Both bills were introduced by ultra-right religious parties. One bill — introduced by a deputy from the right-wing National Religious Party, a Zionist party associated with the Israeli settlers in the Occupied Territories — amends the Basic Law on Jerusalem to “enable the Jerusalem municipal council to ban parades and rallies in town for considerations of disturbance to public order, offending the public’s sensitivities or for religious considerations,” the Israeli news agency YNet reports. It passed on first reading by 40-23. Jerusalem is currently led by ultra-Orthodox Mayor Uri Lupolyansky.
The second bill, introduced by deputies from Shas — an ultra-conservative party representing hyper-Orthodox Sephardic and Misrahi Jews — “is more comprehensive and calls for a ban on pride parades throughout the country.” This bill also passed on first reading by 41-21.
The left-wing Meretz party bloc in the Knesset was the only party group to vigorously oppose both bills. The head of the Meretz Knesset bloc, Zahava Gal-On, said in response to the vote on the two bills: “The government has revealed the extent of its ineptness by allowing the coalition members to vote freely, banning the gay parade in Jerusalem and thereby denying the gay community’s freedom of expression.”
She went on to add, “A double-sided sword has been turned toward the community. The Knesset is crazy, with a crazy government where the tyranny of the majority is more important than human rights,” she added.

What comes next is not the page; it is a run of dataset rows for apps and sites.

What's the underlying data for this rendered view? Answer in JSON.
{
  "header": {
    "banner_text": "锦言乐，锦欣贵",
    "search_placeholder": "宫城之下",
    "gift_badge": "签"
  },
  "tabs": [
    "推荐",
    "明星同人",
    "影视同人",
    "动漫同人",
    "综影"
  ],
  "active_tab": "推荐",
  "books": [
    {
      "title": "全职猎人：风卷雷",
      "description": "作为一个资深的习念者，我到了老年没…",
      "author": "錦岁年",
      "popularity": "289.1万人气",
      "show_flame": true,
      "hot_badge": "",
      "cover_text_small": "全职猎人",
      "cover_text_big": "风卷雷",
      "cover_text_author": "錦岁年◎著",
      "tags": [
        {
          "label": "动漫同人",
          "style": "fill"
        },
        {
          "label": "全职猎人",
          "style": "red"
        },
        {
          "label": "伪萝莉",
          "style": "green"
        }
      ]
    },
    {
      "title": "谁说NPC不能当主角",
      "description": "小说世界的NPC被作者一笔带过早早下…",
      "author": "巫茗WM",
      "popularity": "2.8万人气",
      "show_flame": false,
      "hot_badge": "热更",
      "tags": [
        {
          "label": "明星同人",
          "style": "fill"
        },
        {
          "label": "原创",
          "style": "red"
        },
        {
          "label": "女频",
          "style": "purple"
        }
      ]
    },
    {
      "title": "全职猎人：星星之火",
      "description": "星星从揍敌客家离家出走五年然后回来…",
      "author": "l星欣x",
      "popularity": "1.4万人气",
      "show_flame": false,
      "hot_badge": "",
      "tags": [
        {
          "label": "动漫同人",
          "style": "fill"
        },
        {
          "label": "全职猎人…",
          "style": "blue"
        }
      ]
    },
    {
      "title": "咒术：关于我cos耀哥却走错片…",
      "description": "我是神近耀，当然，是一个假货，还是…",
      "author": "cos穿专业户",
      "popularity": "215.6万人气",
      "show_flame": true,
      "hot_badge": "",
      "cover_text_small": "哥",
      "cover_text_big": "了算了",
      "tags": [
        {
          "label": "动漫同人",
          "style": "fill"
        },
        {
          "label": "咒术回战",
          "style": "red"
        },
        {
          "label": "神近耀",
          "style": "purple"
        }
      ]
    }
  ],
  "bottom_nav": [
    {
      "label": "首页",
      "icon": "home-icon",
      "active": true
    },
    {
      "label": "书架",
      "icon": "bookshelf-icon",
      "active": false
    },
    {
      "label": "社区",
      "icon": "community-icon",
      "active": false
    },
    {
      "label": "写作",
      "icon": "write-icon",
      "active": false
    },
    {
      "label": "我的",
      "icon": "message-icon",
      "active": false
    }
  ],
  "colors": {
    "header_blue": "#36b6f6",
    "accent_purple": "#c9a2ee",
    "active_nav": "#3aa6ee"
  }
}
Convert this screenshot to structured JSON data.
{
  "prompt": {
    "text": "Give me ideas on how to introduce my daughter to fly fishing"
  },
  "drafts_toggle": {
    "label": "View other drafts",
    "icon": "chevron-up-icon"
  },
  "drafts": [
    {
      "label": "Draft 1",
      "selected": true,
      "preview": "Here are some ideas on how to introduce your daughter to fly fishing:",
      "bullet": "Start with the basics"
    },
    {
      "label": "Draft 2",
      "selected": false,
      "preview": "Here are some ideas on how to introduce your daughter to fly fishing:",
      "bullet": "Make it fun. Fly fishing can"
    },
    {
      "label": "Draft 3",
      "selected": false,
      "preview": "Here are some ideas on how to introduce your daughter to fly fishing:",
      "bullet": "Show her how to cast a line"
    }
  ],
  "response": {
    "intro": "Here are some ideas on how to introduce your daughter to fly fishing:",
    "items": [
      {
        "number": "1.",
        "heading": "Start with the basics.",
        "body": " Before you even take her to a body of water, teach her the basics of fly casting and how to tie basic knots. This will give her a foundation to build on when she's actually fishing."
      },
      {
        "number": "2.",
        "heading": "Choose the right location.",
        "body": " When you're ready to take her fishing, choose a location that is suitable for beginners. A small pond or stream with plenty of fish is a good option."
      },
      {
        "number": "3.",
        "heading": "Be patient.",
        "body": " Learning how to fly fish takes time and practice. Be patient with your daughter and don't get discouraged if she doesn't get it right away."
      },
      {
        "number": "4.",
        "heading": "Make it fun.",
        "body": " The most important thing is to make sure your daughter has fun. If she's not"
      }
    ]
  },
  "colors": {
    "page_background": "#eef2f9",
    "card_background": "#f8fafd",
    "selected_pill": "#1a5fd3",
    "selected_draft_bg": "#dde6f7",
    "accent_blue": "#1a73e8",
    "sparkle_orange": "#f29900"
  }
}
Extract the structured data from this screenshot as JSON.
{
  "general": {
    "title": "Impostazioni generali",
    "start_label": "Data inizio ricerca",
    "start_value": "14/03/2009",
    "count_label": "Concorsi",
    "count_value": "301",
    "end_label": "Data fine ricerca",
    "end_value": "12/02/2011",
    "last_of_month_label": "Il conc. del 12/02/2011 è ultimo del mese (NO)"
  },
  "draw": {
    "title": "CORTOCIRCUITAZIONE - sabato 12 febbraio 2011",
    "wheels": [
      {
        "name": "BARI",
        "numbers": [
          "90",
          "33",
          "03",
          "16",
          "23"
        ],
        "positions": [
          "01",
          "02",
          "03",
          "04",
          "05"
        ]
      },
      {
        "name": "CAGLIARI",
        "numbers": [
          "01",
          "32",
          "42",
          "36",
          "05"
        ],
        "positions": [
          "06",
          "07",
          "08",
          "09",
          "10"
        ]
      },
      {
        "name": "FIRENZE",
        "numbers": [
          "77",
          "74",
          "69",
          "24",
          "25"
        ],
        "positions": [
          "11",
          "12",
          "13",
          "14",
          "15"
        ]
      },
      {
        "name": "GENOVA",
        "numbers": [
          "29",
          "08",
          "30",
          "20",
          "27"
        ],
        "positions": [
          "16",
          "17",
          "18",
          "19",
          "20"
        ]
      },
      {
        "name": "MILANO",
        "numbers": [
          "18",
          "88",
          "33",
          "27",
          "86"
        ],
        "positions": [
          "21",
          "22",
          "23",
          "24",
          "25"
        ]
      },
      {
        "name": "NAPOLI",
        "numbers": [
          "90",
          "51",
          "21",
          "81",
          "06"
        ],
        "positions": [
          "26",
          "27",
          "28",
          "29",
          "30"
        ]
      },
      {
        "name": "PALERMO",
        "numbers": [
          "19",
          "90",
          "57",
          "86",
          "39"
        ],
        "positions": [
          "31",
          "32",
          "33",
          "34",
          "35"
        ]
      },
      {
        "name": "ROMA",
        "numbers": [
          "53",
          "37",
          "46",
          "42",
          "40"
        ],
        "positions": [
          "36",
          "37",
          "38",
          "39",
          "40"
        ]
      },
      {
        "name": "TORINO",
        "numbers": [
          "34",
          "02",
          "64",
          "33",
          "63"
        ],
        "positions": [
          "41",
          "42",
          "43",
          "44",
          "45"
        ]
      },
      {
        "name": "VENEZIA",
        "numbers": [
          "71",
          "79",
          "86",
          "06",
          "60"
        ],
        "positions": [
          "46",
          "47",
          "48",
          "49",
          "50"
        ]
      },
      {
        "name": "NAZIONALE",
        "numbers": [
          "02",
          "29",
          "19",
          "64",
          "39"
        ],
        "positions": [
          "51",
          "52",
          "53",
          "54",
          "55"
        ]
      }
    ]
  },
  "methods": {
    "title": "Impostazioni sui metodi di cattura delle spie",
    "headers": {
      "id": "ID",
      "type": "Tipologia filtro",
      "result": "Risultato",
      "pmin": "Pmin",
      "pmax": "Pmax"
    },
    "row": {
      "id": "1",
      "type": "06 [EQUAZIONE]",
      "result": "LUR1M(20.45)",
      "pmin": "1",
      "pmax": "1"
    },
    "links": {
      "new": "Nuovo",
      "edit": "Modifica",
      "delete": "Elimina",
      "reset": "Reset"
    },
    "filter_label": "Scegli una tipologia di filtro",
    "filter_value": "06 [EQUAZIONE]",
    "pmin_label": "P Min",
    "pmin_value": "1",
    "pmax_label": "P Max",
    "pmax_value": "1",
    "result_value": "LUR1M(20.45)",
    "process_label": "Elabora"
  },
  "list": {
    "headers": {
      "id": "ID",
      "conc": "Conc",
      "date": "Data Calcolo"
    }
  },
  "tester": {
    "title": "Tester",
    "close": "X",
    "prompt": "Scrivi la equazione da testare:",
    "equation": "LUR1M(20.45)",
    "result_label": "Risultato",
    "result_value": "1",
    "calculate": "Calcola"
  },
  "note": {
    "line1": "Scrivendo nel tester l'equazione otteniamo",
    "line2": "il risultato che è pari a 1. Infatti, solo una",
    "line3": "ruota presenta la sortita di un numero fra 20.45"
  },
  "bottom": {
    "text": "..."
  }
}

An attempt last year to hold a Gay Pride march in Jerusalem provoked two weeks of violent riots by ultra-Orthodox Jews, and the march was banned. Instead, a gay rally was held in a soccer stadium.
The two bills had been denounced by Jerusalem Pride organizers. “The pride parade is an expression of our coming out of the closet. An attempt to prevent it is actually an attempt to shove us back into the closet,” Noa Sattath, chairperson of the Jerusalem Open House — an LGBT organization and principal organizer of the Gay Pride march — said this past Sunday.
After the bills’ passage yesterday, Sattath told the Jerusalem Post: “This is a dangerous bill, which could damage the bedrock of Israel’s democratic principles because of narrow political interests. We will continue to fight it in parliament and through the Gay Pride Parade…I feel that we and democracy in general are being harassed.”
Israeli Prime Minister Ehud Olmert — who has a daughter who is openly lesbian — said that he did not believe Jerusalem was the “natural place” for the Gay Pride Parade because of the city’s “special sensitivity.” But while refusing to support the banning bills, Olmert “also declined to direct the coalition on how to vote on the bill, giving all the coalition members freedom of vote. All of the presidential candidates, who are currently vying for the support of the religious MKs ahead of next week’s vote, were absent from the vote due to the sensitivity of the bill,” according to the Jerusalem Post.
At the end of May, Jerusalem Police gave conditional approval for a gay pride parade in the city, but said that the event was subject to restrictions based on the situation on the ground.
“It is within the district commander’s jurisdiction to determine, according to intelligence … he may have at hand, any restrictions he sees fit [for] the event, its location, and arrangements,” Jerusalem District Police Chief Cmdr. Ilan Franco wrote in response to the organizers’ request for a permit, according to the website Israeli Insider.
Both the bills passed yesterday require two more votes for final passge, although some Israeli media say there is doubt about the two bills being passed before the scheduled June 21 Pride march in Jerusalem, given the preoccupation of the Knesset with its task of electing a new Israeli president.
Doug Ireland, a longtime radical journalist and media critic, runs the blog DIRELAND, where this article appeared June 6, 2007.